Now that day is gone, blighted material revivified via poetry might flourish in the winter darkness of these lines. Though all light appears to have been drained from the speaker’s life, the world forever turned upside down by the utter disintegration of love’s security, these “stillnesses… quicken / the senses” and the sensibility.
Less than a year after this poem was published, Mazer’s February Poems (Ilora Press, 2017) provides us with a noteworthy sonnet:
Hands that are old and trivial, never be old
too much to remember these flashing scenes:
fainting in the parking lot on your wedding night,
the lawns of Claremont and their gossamer sheens;
the great joy, running away from the crowd,
to the celebratory nuptial garden,
the twin exits where lovers disappear,
or the calm of breakfast, away from the strangers.
Hands that rest in my hands, what is a year,
to the inexplicable, docent memory
of a thousand nights, and a thousand days,
Italian restaurants after the plays,
or the garland of flowers, dried and withered,
carried by hands to place on the graves.

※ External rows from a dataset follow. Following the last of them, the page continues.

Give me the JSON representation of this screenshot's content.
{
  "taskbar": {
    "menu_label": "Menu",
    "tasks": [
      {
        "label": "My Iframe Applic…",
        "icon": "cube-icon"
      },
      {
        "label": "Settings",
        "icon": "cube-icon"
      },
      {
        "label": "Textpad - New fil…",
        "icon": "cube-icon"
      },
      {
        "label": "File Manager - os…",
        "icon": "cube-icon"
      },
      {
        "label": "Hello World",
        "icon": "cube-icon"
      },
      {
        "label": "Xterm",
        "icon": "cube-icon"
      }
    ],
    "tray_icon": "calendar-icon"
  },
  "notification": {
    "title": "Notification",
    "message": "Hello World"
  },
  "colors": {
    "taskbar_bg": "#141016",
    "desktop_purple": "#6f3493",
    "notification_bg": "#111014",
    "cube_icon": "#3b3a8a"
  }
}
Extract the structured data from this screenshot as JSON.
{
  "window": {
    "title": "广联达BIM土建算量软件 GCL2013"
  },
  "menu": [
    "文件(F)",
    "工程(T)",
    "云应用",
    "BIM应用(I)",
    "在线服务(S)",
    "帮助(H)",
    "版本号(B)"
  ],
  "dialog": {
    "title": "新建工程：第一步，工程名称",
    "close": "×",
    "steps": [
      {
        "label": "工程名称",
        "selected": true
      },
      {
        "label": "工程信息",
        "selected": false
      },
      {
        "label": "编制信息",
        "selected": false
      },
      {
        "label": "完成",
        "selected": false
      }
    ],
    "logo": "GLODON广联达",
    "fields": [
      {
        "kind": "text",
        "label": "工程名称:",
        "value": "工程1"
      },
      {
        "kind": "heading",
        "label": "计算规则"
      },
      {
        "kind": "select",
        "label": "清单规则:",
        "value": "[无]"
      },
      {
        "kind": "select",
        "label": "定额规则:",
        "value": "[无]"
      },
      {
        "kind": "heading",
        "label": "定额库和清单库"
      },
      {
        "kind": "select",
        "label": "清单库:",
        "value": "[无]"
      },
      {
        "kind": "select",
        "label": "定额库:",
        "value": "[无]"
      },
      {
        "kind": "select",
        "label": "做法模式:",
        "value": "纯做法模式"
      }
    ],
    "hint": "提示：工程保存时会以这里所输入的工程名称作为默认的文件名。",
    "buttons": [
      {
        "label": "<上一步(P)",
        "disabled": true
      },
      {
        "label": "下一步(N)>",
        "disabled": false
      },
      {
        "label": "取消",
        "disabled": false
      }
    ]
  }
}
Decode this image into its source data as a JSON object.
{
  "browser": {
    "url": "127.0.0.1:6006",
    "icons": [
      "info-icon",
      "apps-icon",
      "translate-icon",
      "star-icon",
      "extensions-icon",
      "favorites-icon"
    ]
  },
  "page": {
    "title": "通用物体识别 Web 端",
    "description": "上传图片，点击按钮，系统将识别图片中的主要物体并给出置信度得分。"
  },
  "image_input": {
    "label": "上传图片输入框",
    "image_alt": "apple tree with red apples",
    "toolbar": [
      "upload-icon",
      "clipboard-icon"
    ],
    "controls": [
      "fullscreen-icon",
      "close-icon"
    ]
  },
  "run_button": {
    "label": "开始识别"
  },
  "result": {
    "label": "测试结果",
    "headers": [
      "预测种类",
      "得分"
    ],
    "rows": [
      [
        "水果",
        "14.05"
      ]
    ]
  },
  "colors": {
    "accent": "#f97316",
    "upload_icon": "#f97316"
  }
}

This apostrophe to the hands of the absent lover, these warm memories themselves now like the “strangers” the lovers flee from, the command to “never be old / too much to remember these flashing scenes” all forebode “the garland of flowers, dried and withered, / carried by hands to place on graves.” The hands that carry one another through a brief period of love, elegized by these lines, are the same hands that place the flowers on the graves. Mazer reminds us that our “shards of history” are refracted with both light and shadow, love and grief.
Paul S. Rowe